Cameron began to sell ‘speeches’ and other cheap print after his arrival in Glasgow in 1818. He was inspired by the success of another well-known street character ‘Jamie Blue’ McIndoe (a broadside elegy for Jamie Blue is preserved in the Murray Collection, Mu1-x.11/43). Hawkie either bought ready-made stock at one of the Saltmarket printers, or wrote his own pieces. It was from one of the latter, a satirical response to the prophecy of the destruction of Glasgow made by a tailor called Ross, that he earned his nickname. It was written in the character of "Hawkie, a twa-year-auld quey [cow] frae Aberdour" who prophesied the destruction of the Briggate area of Glasgow under a tide of whisky. The name ‘Hawkie’ stuck to the author ever after.

Hawkie specialised in chapbooks rather than broadside ballads, but like many street-vendors he would take up whatever might excite an audience. He travelled to sell his wares in other towns of Scotland such as Paisley and Edinburgh, but his home patch (after an agreement with Jamie Blue, who worked the Saltmarket and Gallowgate) was Glasgow High Street and the Trongate. He clearly made a success of this trade, largely through his talents as a showman. An example of Hawkie’s street ‘patter’ was recorded by the poet William Finlay and can be found in the appendix below. In the 1840s he spent increasing amounts of time in prison or hospital, both no doubt occasioned by his chronic alcoholism. He died in Glasgow City Poorhouse in September 1851.

Hawkie was a notorious character in nineteenth-century Glasgow, even to the extent of having a statue created in his honour by the self-taught Eaglesham sculptor William Gemmell (1814-1891), which can still be seen at Pillar House in Eaglesham (www.eastrenfrewshire.gov.uk/leisure_and_events/William_Gemmell.html). Examples of his wit feature in many memoirs of the city, including Peter Mackenzie’s Glasgow Characters (1875), John Urie’s Reminiscences of Eighty Years (1908), and Robert Ford’s Thistledown (1895). But the most valuable insight into Hawkie’s life is supplied by his own autobiography, written during his frequent periods of hospitalisation in the 1840s at the behest of his patron, the Glasgow publisher David Robertson. Although Hawkie wrote it for publication, the text only made it into print in 1888, in a version edited by John Strathesk.

Since the 1960s, with the development of ‘history from below’ and the successes of the oral history and History Workshop movements, historians have become much more familiar with the voices of working-class authors.

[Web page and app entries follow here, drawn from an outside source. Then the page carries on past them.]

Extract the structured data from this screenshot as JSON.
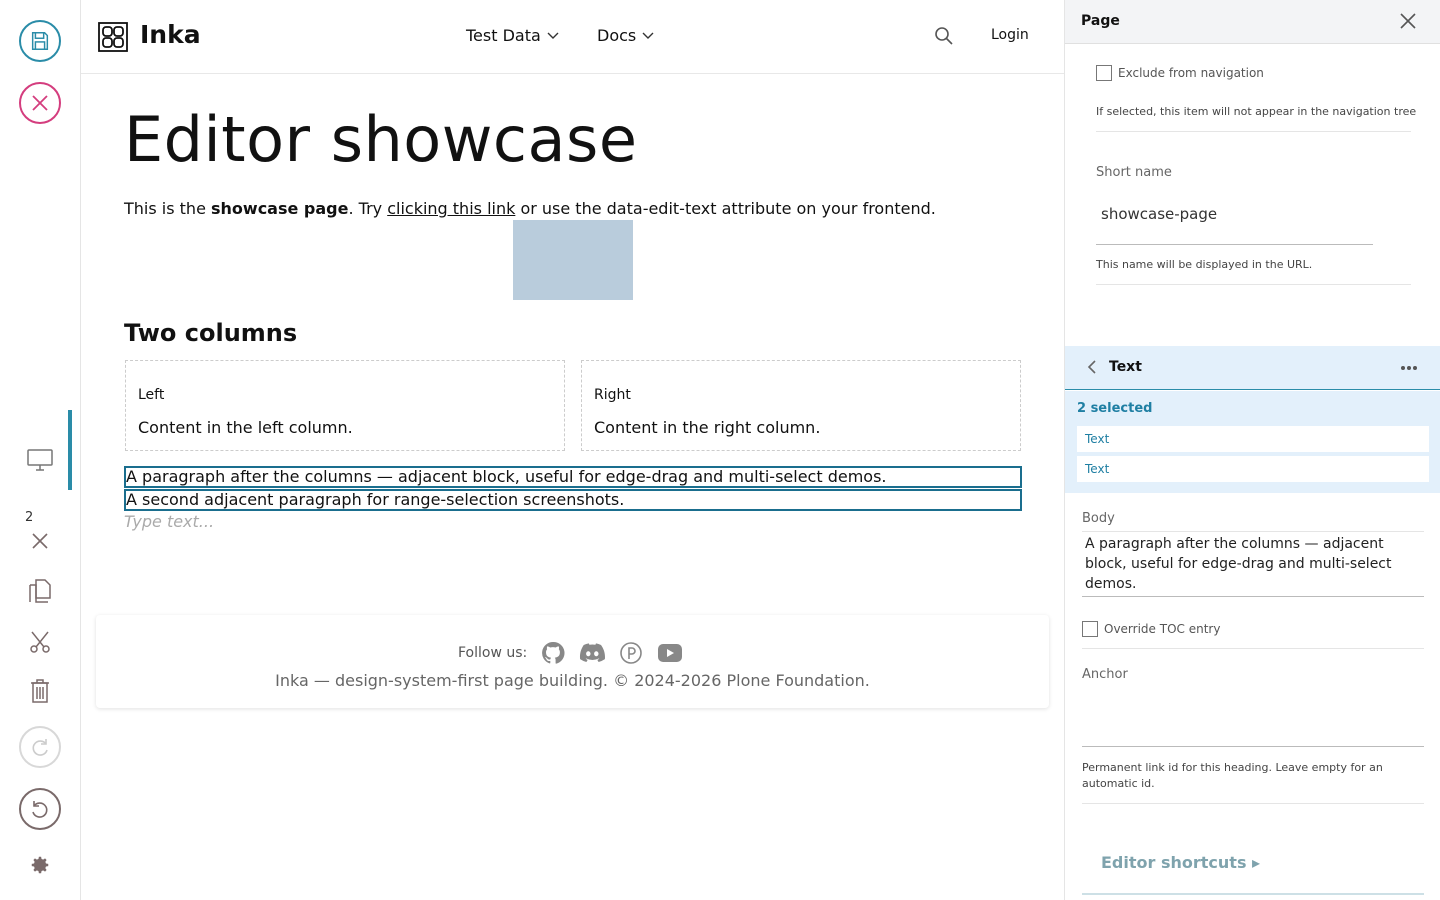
{
  "header": {
    "brand": "Inka",
    "nav": [
      {
        "label": "Test Data"
      },
      {
        "label": "Docs"
      }
    ],
    "login_label": "Login"
  },
  "toolbar": {
    "selection_count": "2"
  },
  "main": {
    "title": "Editor showcase",
    "intro": {
      "pre": "This is the ",
      "bold": "showcase page",
      "mid": ". Try ",
      "link": "clicking this link",
      "post": " or use the data-edit-text attribute on your frontend."
    },
    "section_heading": "Two columns",
    "columns": [
      {
        "label": "Left",
        "text": "Content in the left column."
      },
      {
        "label": "Right",
        "text": "Content in the right column."
      }
    ],
    "paragraphs": [
      "A paragraph after the columns — adjacent block, useful for edge-drag and multi-select demos.",
      "A second adjacent paragraph for range-selection screenshots."
    ],
    "placeholder": "Type text..."
  },
  "footer": {
    "follow_label": "Follow us:",
    "copyright": "Inka — design-system-first page building. © 2024-2026 Plone Foundation."
  },
  "sidebar": {
    "title": "Page",
    "exclude_label": "Exclude from navigation",
    "exclude_help": "If selected, this item will not appear in the navigation tree",
    "short_name_label": "Short name",
    "short_name_value": "showcase-page",
    "short_name_help": "This name will be displayed in the URL.",
    "block": {
      "title": "Text",
      "selected_count": "2 selected",
      "selected_items": [
        "Text",
        "Text"
      ],
      "body_label": "Body",
      "body_value": "A paragraph after the columns — adjacent block, useful for edge-drag and multi-select demos.",
      "override_toc_label": "Override TOC entry",
      "anchor_label": "Anchor",
      "anchor_help": "Permanent link id for this heading. Leave empty for an automatic id."
    },
    "shortcuts_label": "Editor shortcuts ▸"
  },
  "colors": {
    "accent": "#2a8ca8",
    "danger": "#d43d7e",
    "selection_bg": "#e3f0fb",
    "image_placeholder": "#b9ccdc"
  }
}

But although nineteenth-century working-class autobiographies are not unknown, they were often written by the ‘success stories’ such as Joseph Arch, the ploughboy turned Liberal MP. The voices of the denizens of the street - the criminals, prostitutes and beggars - are rarer (although one can read The Autobiography of a Beggar Boy by James Dawson Burn. As a publican on the Trongate in the 1840s Burn almost certainly knew Hawkie). Hawkie’s Autobiography of a Gangrel is, therefore, not only a useful source of information on the production and selling of street literature (the subject of chapters 12-14 below), it is a guide to a world of poverty seldom explored.

 

David Hopkin
Valentina Bold
David Morrison

 

Bibliography.

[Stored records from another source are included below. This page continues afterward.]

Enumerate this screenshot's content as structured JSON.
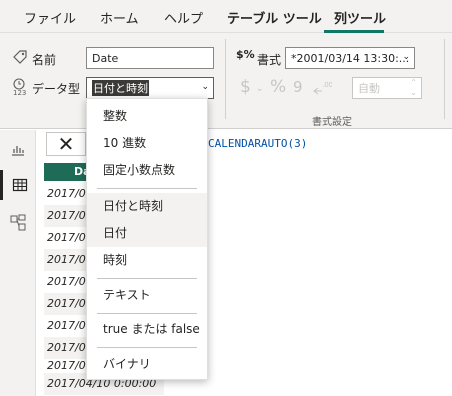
{
  "ribbon_tabs": [
    {
      "label": "ファイル"
    },
    {
      "label": "ホーム"
    },
    {
      "label": "ヘルプ"
    },
    {
      "label": "テーブル ツール"
    },
    {
      "label": "列ツール"
    }
  ],
  "active_tab_color": "#117865",
  "structure": {
    "name_label": "名前",
    "name_value": "Date",
    "datatype_label": "データ型",
    "datatype_value": "日付と時刻"
  },
  "formatting": {
    "format_label": "書式",
    "format_value": "*2001/03/14 13:30:...",
    "currency_symbol": "$",
    "percent_symbol": "%",
    "comma_symbol": "9",
    "decimals_value": "自動",
    "group_label": "書式設定"
  },
  "formula": {
    "cancel_glyph": "✕",
    "text": "CALENDARAUTO(3)"
  },
  "table": {
    "column_header": "Da",
    "rows": [
      "2017/04/",
      "2017/04/",
      "2017/04/",
      "2017/04/",
      "2017/04/",
      "2017/04/",
      "2017/04/",
      "2017/04/",
      "2017/04/",
      "2017/04/10 0:00:00"
    ]
  },
  "datatype_options": [
    {
      "label": "整数"
    },
    {
      "label": "10 進数"
    },
    {
      "label": "固定小数点数"
    },
    {
      "label": "日付と時刻",
      "selected": true
    },
    {
      "label": "日付",
      "hover": true
    },
    {
      "label": "時刻"
    },
    {
      "label": "テキスト"
    },
    {
      "label": "true または false"
    },
    {
      "label": "バイナリ"
    }
  ],
  "header_color": "#1e6b58"
}
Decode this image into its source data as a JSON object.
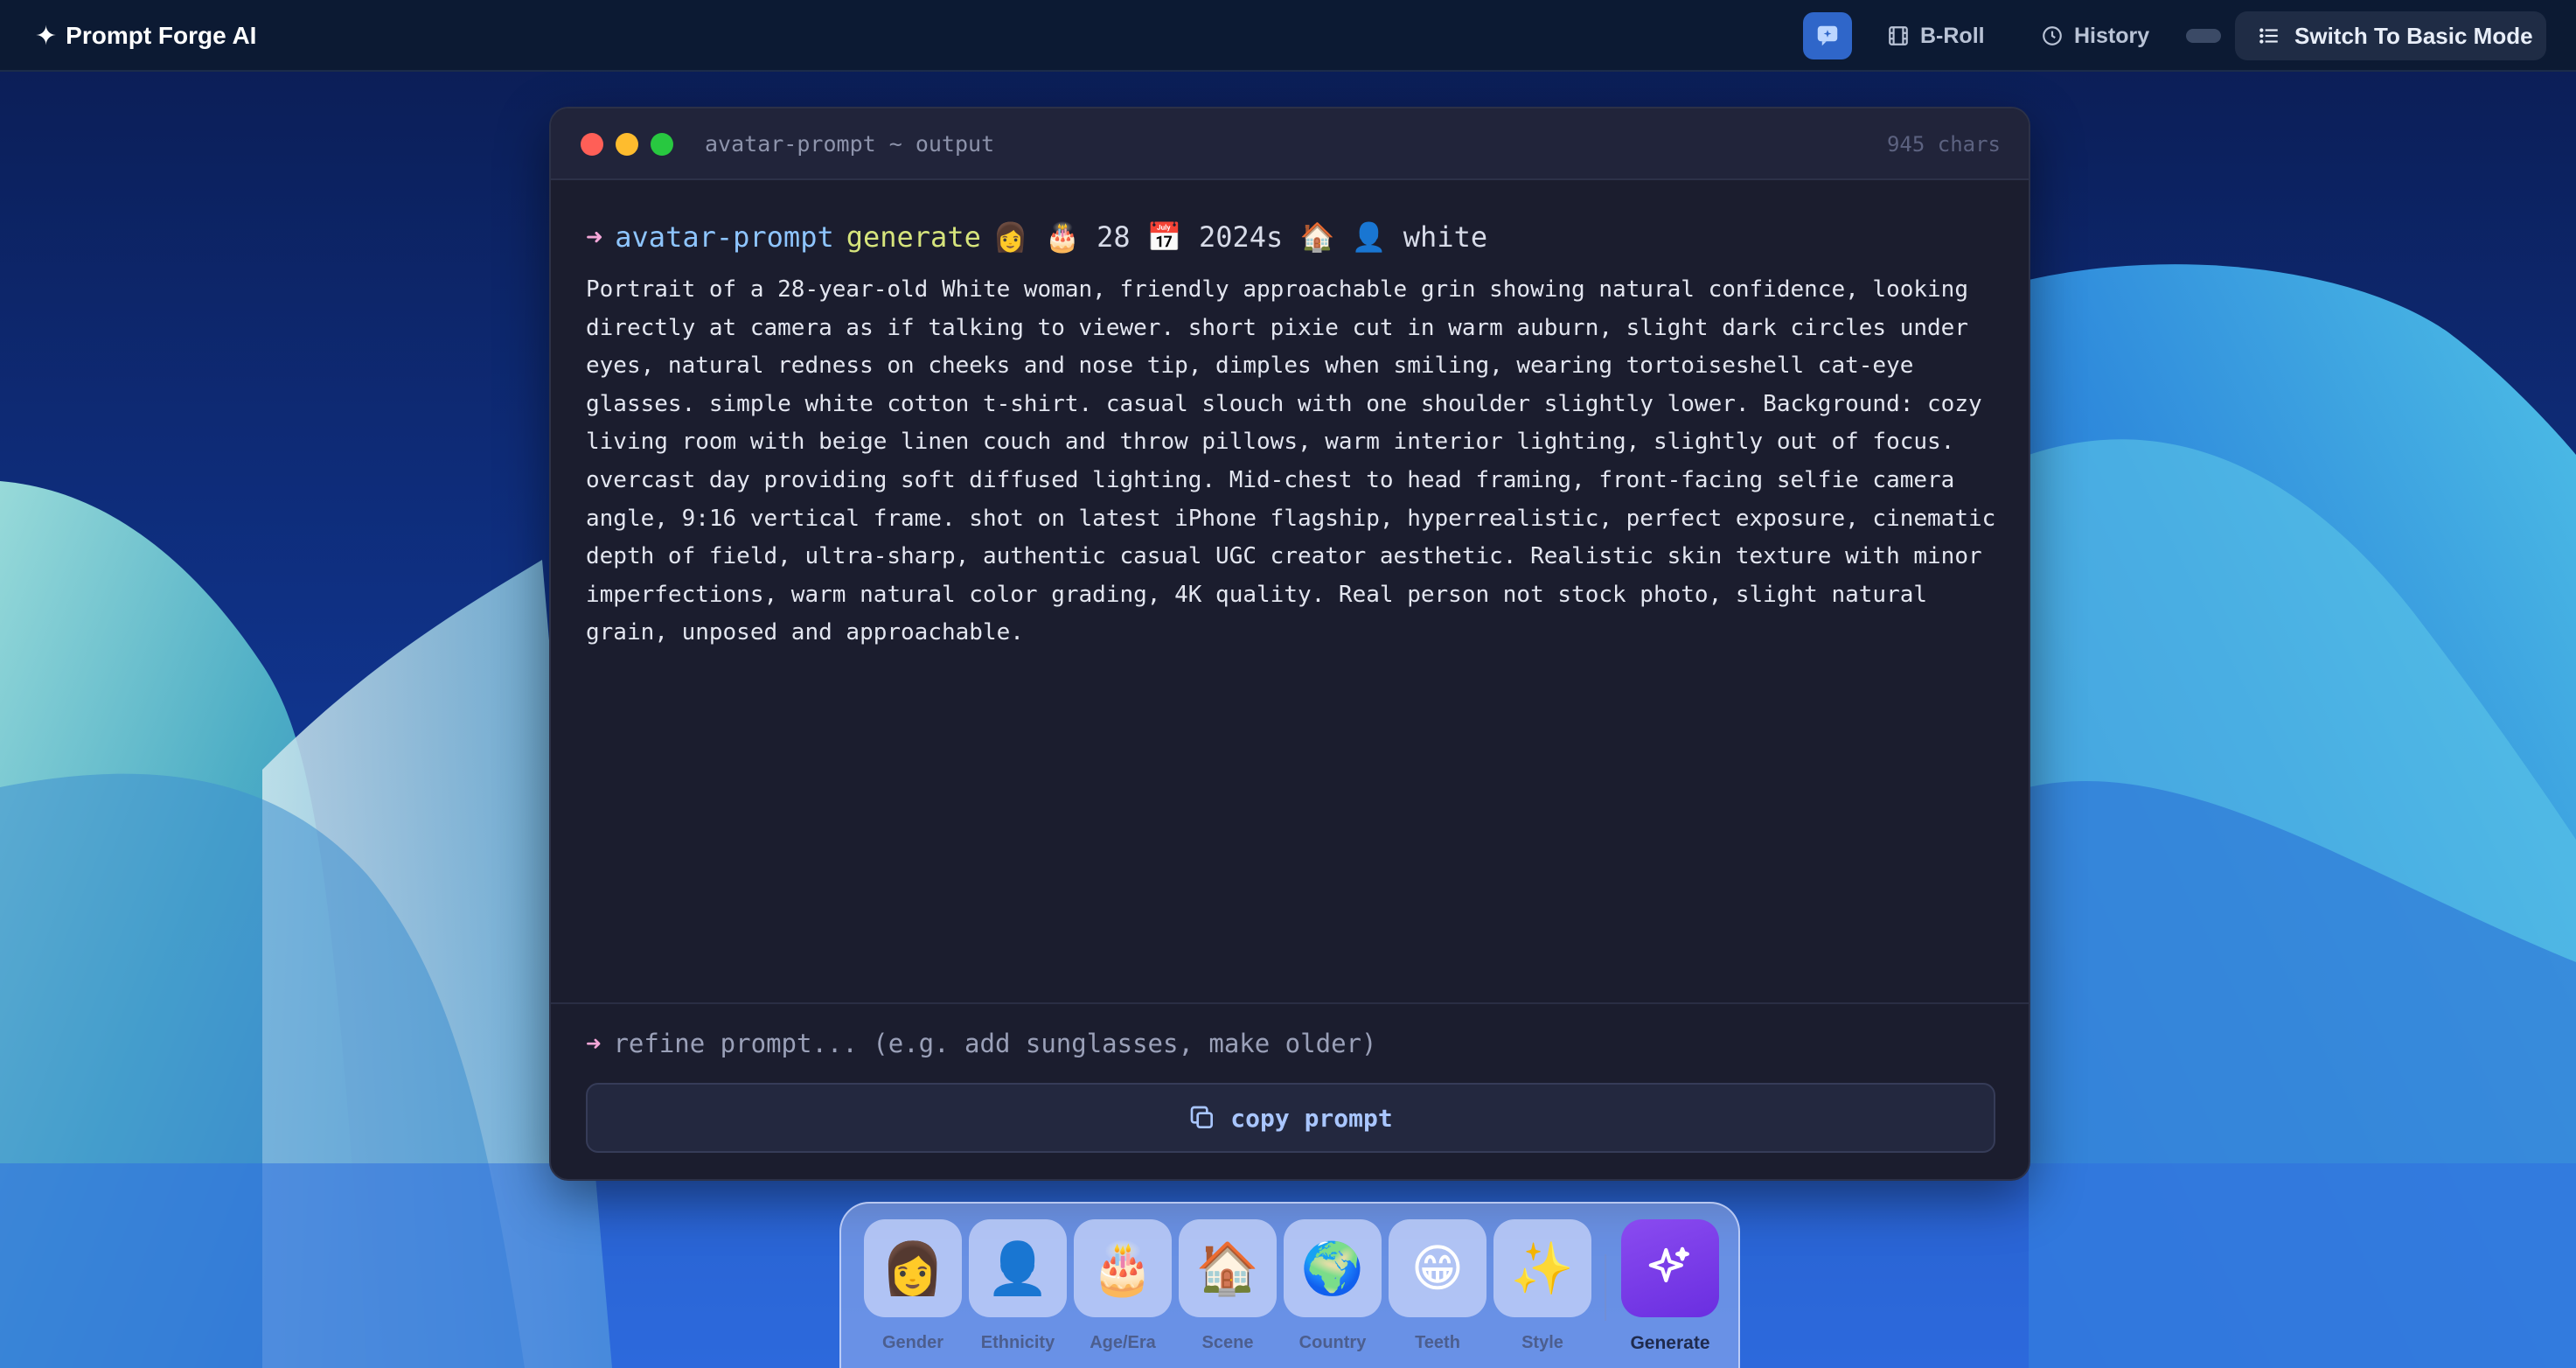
{
  "app": {
    "brand": "Prompt Forge AI"
  },
  "topbar": {
    "b_roll": "B-Roll",
    "history": "History",
    "mode_button": "Switch To Basic Mode"
  },
  "terminal": {
    "title": "avatar-prompt ~ output",
    "char_count": "945 chars",
    "command": {
      "arrow": "➜",
      "program": "avatar-prompt",
      "verb": "generate",
      "args": "👩 🎂 28 📅 2024s 🏠 👤 white"
    },
    "prompt_text": "Portrait of a 28-year-old White woman, friendly approachable grin showing natural confidence, looking directly at camera as if talking to viewer. short pixie cut in warm auburn, slight dark circles under eyes, natural redness on cheeks and nose tip, dimples when smiling, wearing tortoiseshell cat-eye glasses. simple white cotton t-shirt. casual slouch with one shoulder slightly lower. Background: cozy living room with beige linen couch and throw pillows, warm interior lighting, slightly out of focus. overcast day providing soft diffused lighting. Mid-chest to head framing, front-facing selfie camera angle, 9:16 vertical frame. shot on latest iPhone flagship, hyperrealistic, perfect exposure, cinematic depth of field, ultra-sharp, authentic casual UGC creator aesthetic. Realistic skin texture with minor imperfections, warm natural color grading, 4K quality. Real person not stock photo, slight natural grain, unposed and approachable.",
    "refine_arrow": "➜",
    "refine_placeholder": "refine prompt... (e.g. add sunglasses, make older)",
    "refine_value": "",
    "copy_label": "copy prompt"
  },
  "dock": {
    "items": [
      {
        "emoji": "👩",
        "label": "Gender"
      },
      {
        "emoji": "👤",
        "label": "Ethnicity"
      },
      {
        "emoji": "🎂",
        "label": "Age/Era"
      },
      {
        "emoji": "🏠",
        "label": "Scene"
      },
      {
        "emoji": "🌍",
        "label": "Country"
      },
      {
        "emoji": "😁",
        "label": "Teeth"
      },
      {
        "emoji": "✨",
        "label": "Style"
      }
    ],
    "generate_label": "Generate"
  },
  "colors": {
    "accent_blue": "#2f66c9",
    "generate_purple": "#7b3df0",
    "terminal_bg": "#1b1d2e",
    "prompt_arrow": "#f4a6d7",
    "program_color": "#8ec5ff",
    "verb_color": "#d6e47c"
  },
  "icons": {
    "chat": "chat-bubble-icon",
    "b_roll": "film-icon",
    "history": "clock-icon",
    "mode": "list-icon",
    "copy": "copy-icon",
    "generate": "sparkle-icon"
  }
}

Fontaine, Laurence. History of Pedlars in Europe. Cambridge, 1996.

Ford, Robert. Thistledown: A Book of Scotch Humour , Character, Folklore, Story, and Anecdote. Paisley, 1895.

Harris, Michael. ‘A Few Shillings for Small Books: The Experiences of a Flying Stationer in the 18th Century’, in Robin Myers and Michael Harris (eds.) Spreading the Word: The Distribution Networks of Print, 1550-1850. Winchester, 1990.

Mackenzie, Peter. Old Reminiscences and Remarkable Characters of Glasgow during the Last Half Century. Glasgow, 1875.

Mayhew, Henry. London Labour and the London Poor. 4 Vols. London, 1861.

Urie, John. Reminiscences of Eighty Years. Paisley, 1908.

Vincent, David. The Autobiography of the Working Class. Brighton, 1984.

Burn, James Dawson. The Autobiography of a Beggar Boy ed. David Vincent. London, 1978.

 

Link to "HAWKIE" The Autobiography of a Gangrel.